Somewhere near the beginning of my involvement with Shelterhouse, Jan told me that there was a gift somewhere in my story.
A gift? Really? I had a very hard time wrapping my head around the thought that I could find any gift in those years of abuse.
Slowly, however, I have realized that she is right – the gift the honey from those bees inside – is perspective, the realization that in my race to get as far away as I can to escape my past, sometimes I forget to stop and enjoy the life that I have.
The gift is being able to take myself off auto-pilot and let life come, rather than plow my way through it just to get one more day out from those ugly years. It is the realization that no matter how bad of a day I’ve had, it’s still my best day ever compared to my life before I got out of that abusive relationship.
Just knowing that fact, and having Shelterhouse there to lend support to me and to my children during our most difficult moments, has made it easier for me to greet each morning with less anticipation that I will be stung that day by one of my inner bees.
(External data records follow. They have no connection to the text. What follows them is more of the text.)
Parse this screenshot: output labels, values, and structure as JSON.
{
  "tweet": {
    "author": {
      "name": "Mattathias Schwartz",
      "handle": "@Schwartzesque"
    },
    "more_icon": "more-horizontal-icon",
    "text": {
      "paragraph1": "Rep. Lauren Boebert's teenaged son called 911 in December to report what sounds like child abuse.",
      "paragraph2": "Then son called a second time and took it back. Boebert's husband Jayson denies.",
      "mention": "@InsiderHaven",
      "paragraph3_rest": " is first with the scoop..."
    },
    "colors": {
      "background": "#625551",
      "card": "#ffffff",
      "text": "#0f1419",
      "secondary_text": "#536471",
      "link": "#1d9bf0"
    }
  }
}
Instead, I am able to wake up and see a tree of low-slung peaches – ripe and mine for the plucking.
I want to thank you for allowing me to share my story with you. And – more than that – thank you so much for supporting Shelterhouse and the difference they make in the lives of people like me. ~A Shelterhouse Client
Right Beside Me
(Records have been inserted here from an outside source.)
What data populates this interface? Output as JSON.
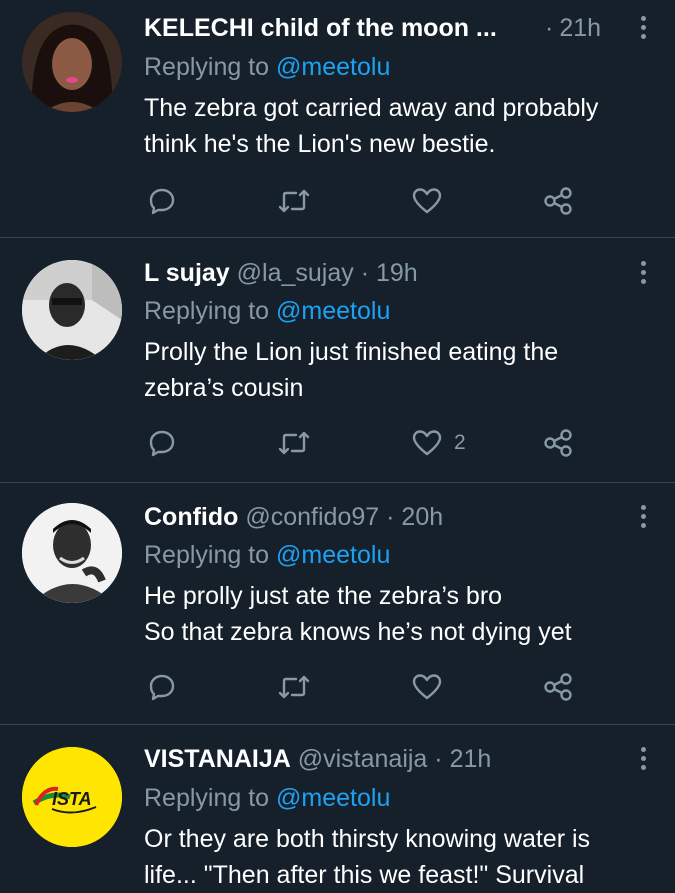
{
  "colors": {
    "background": "#15202b",
    "divider": "#38444d",
    "secondary_text": "#8899a6",
    "mention": "#1da1f2",
    "primary_text": "#ffffff"
  },
  "tweets": [
    {
      "name": "KELECHI child of the moon ...",
      "handle": "",
      "separator": "·",
      "time": "21h",
      "replying_label": "Replying to",
      "replying_to": "@meetolu",
      "lines": [
        "The zebra got carried away and probably",
        "think he's the Lion's new bestie."
      ],
      "like_count": ""
    },
    {
      "name": "L sujay",
      "handle": "@la_sujay",
      "separator": "·",
      "time": "19h",
      "replying_label": "Replying to",
      "replying_to": "@meetolu",
      "lines": [
        "Prolly the Lion just finished eating the",
        "zebra’s cousin"
      ],
      "like_count": "2"
    },
    {
      "name": "Confido",
      "handle": "@confido97",
      "separator": "·",
      "time": "20h",
      "replying_label": "Replying to",
      "replying_to": "@meetolu",
      "lines": [
        "He prolly just ate the zebra’s bro",
        "So that zebra knows he’s not dying yet"
      ],
      "like_count": ""
    },
    {
      "name": "VISTANAIJA",
      "handle": "@vistanaija",
      "separator": "·",
      "time": "21h",
      "replying_label": "Replying to",
      "replying_to": "@meetolu",
      "lines": [
        "Or they are both thirsty knowing water is",
        "life... \"Then after this we feast!\" Survival"
      ],
      "like_count": "",
      "avatar_logo_text": "ISTA"
    }
  ],
  "icons": [
    "reply-icon",
    "retweet-icon",
    "like-icon",
    "share-icon",
    "more-icon"
  ]
}
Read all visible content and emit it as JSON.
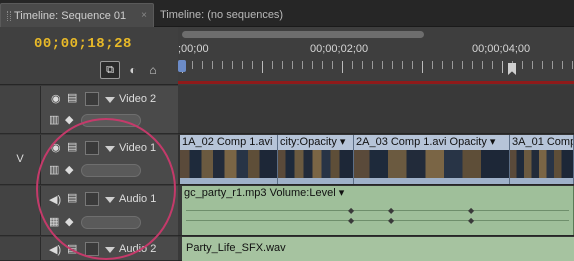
{
  "tabs": [
    {
      "label": "Timeline: Sequence 01",
      "close": "×"
    },
    {
      "label": "Timeline: (no sequences)"
    }
  ],
  "timecode": "00;00;18;28",
  "ruler": {
    "labels": [
      ";00;00",
      "00;00;02;00",
      "00;00;04;00"
    ]
  },
  "tracks": [
    {
      "id": "V2",
      "name": "Video 2",
      "side_label": ""
    },
    {
      "id": "V1",
      "name": "Video 1",
      "side_label": "V"
    },
    {
      "id": "A1",
      "name": "Audio 1",
      "side_label": ""
    },
    {
      "id": "A2",
      "name": "Audio 2",
      "side_label": ""
    }
  ],
  "clips": {
    "video1": [
      {
        "title": "1A_02 Comp 1.avi"
      },
      {
        "title": "city:Opacity ▾"
      },
      {
        "title": "2A_03 Comp 1.avi  Opacity ▾"
      },
      {
        "title": "3A_01 Comp"
      }
    ],
    "audio1": {
      "title": "gc_party_r1.mp3  Volume:Level ▾"
    },
    "audio2": {
      "title": "Party_Life_SFX.wav"
    }
  },
  "icons": {
    "eye": "eye-icon",
    "film": "film-icon",
    "speaker": "speaker-icon",
    "snap": "snap-icon",
    "marker": "marker-icon",
    "home": "home-icon"
  },
  "colors": {
    "timecode": "#e8b928",
    "highlight": "#c43a6a",
    "video_clip": "#b9c7d9",
    "audio_clip": "#9fbf9a",
    "work_area": "#8f1a1a"
  }
}
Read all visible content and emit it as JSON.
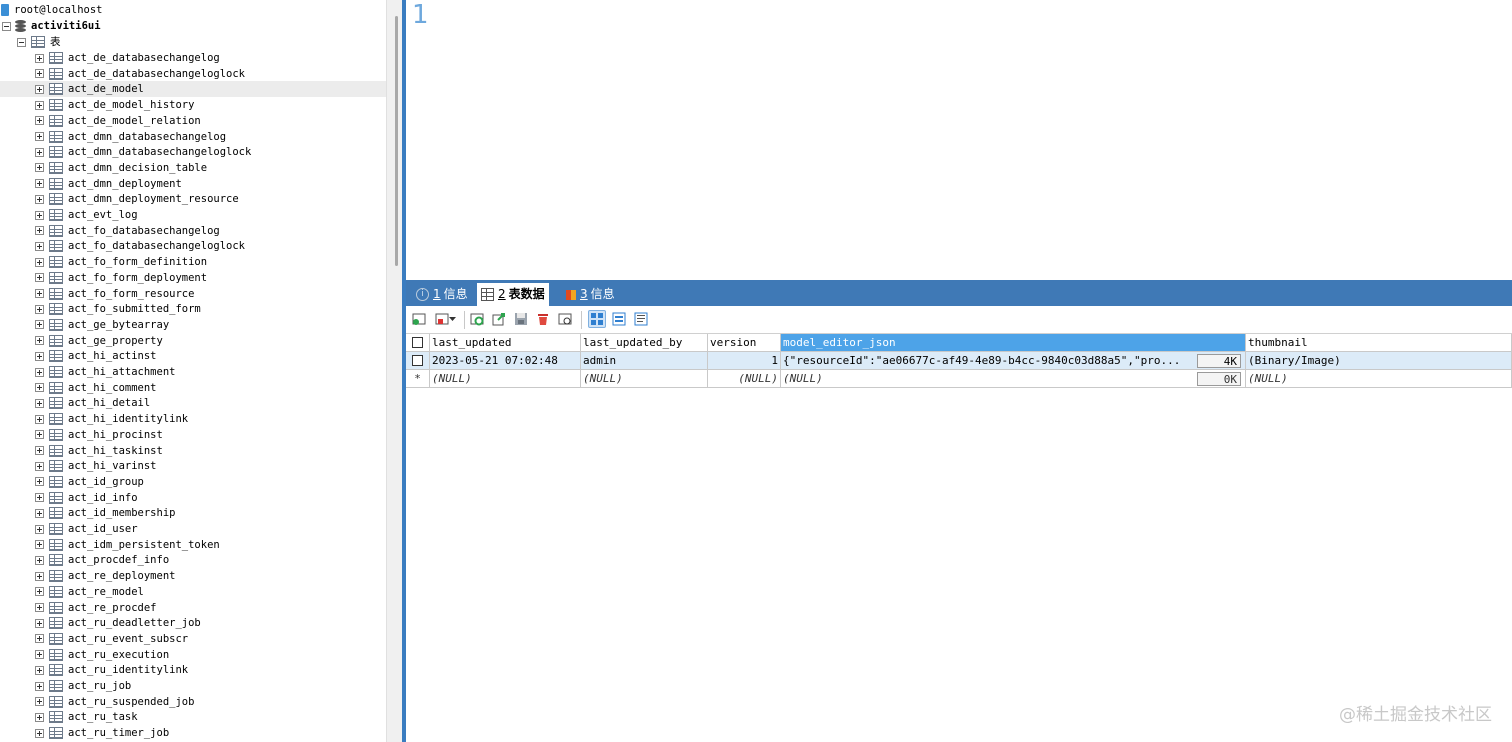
{
  "tree": {
    "connection": "root@localhost",
    "database": "activiti6ui",
    "tables_node": "表",
    "selected_table": "act_de_model",
    "tables": [
      "act_de_databasechangelog",
      "act_de_databasechangeloglock",
      "act_de_model",
      "act_de_model_history",
      "act_de_model_relation",
      "act_dmn_databasechangelog",
      "act_dmn_databasechangeloglock",
      "act_dmn_decision_table",
      "act_dmn_deployment",
      "act_dmn_deployment_resource",
      "act_evt_log",
      "act_fo_databasechangelog",
      "act_fo_databasechangeloglock",
      "act_fo_form_definition",
      "act_fo_form_deployment",
      "act_fo_form_resource",
      "act_fo_submitted_form",
      "act_ge_bytearray",
      "act_ge_property",
      "act_hi_actinst",
      "act_hi_attachment",
      "act_hi_comment",
      "act_hi_detail",
      "act_hi_identitylink",
      "act_hi_procinst",
      "act_hi_taskinst",
      "act_hi_varinst",
      "act_id_group",
      "act_id_info",
      "act_id_membership",
      "act_id_user",
      "act_idm_persistent_token",
      "act_procdef_info",
      "act_re_deployment",
      "act_re_model",
      "act_re_procdef",
      "act_ru_deadletter_job",
      "act_ru_event_subscr",
      "act_ru_execution",
      "act_ru_identitylink",
      "act_ru_job",
      "act_ru_suspended_job",
      "act_ru_task",
      "act_ru_timer_job"
    ]
  },
  "editor": {
    "line_number": "1"
  },
  "tabs": [
    {
      "num": "1",
      "label": "信息",
      "icon": "info-icon"
    },
    {
      "num": "2",
      "label": "表数据",
      "icon": "grid-icon"
    },
    {
      "num": "3",
      "label": "信息",
      "icon": "status-icon"
    }
  ],
  "grid": {
    "columns": [
      "last_updated",
      "last_updated_by",
      "version",
      "model_editor_json",
      "thumbnail"
    ],
    "rows": [
      {
        "last_updated": "2023-05-21 07:02:48",
        "last_updated_by": "admin",
        "version": "1",
        "model_editor_json": "{\"resourceId\":\"ae06677c-af49-4e89-b4cc-9840c03d88a5\",\"pro...",
        "model_editor_json_size": "4K",
        "thumbnail": "(Binary/Image)"
      }
    ],
    "new_row": {
      "marker": "*",
      "last_updated": "(NULL)",
      "last_updated_by": "(NULL)",
      "version": "(NULL)",
      "model_editor_json": "(NULL)",
      "model_editor_json_size": "0K",
      "thumbnail": "(NULL)"
    }
  },
  "watermark": "@稀土掘金技术社区",
  "colors": {
    "tab_bar": "#3f79b6",
    "active_header": "#4da3e8",
    "selected_row": "#dcebf8",
    "editor_border": "#3a7cc0"
  }
}
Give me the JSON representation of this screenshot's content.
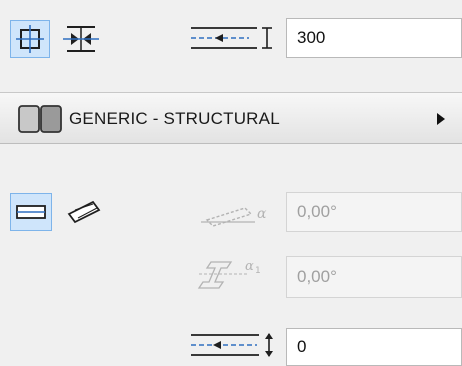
{
  "anchor": {
    "center_icon": "anchor-center-icon",
    "symmetric_icon": "anchor-symmetric-icon"
  },
  "height_field": {
    "icon": "height-dimension-icon",
    "value": "300"
  },
  "profile": {
    "icon": "profile-swatch-icon",
    "label": "GENERIC - STRUCTURAL",
    "menu_icon": "submenu-arrow-icon"
  },
  "orientation": {
    "horizontal_icon": "horizontal-beam-icon",
    "slanted_icon": "slanted-beam-icon"
  },
  "slant_angle": {
    "icon": "slant-angle-icon",
    "value": "0,00°"
  },
  "tilt_angle": {
    "icon": "tilt-angle-icon",
    "value": "0,00°"
  },
  "offset_field": {
    "icon": "offset-dimension-icon",
    "value": "0"
  },
  "colors": {
    "active_fill": "#cfe5fb",
    "active_border": "#7eb4ea",
    "icon_blue": "#2f6fc0"
  }
}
I will never forget the day that my eyes were opened to the value of the work that Shelterhouse does for people in our community. A while back, I was participating in a volunteer project for Shelterhouse. I hadn't been a volunteer for that long, and as most of my work was "behind the scenes" sort of stuff and more "business-y" in nature, I was not a volunteer that interacted with our clients regularly. During this particular day, another volunteer and I were in a local restaurant doing some prep work for an upcoming Shelterhouse event. Some of the waiters and waitresses noticed us working, and one of the waiters asked what we were doing. I explained that we were volunteers, and that we were helping to prepare for an upcoming event. A waitress standing next to me asked what organization we were working for, and I told her we volunteered for Shelterhouse. She got quiet. I couldn't exactly read her facial expression and wondered if she had ever heard of Shelterhouse. Being ever eager to share what Shelterhouse does, I explained to her that Shelterhouse was a non-profit organization that helped victims of domestic violence and sexual assault. She just sort of nodded. I figured, well, maybe she's not really that interested.
Not thirty seconds later, she turned to me. "I was helped by Shelterhouse," she explained. She went on to share how she had come to Shelterhouse for safety and to get her life back on track. She named a particular Shelterhouse employees that had been so helpful to her, and I watch her face shine with gratitude as she further explained how she was now working (at this restaurant) and she and children were in a much better place because of the help she had received from Shelterhouse.
I was overcome with emotion. This woman sharing her story really renewed my sense of gratefulness that we have Shelterhouse in our community and made my work as a volunteer all that much more meaningful to me. This woman, who I didn't even know, was evidence standing right beside me that while violence doesn't discriminate, victory over violence can be attained. - ~A Shelterhouse Volunteer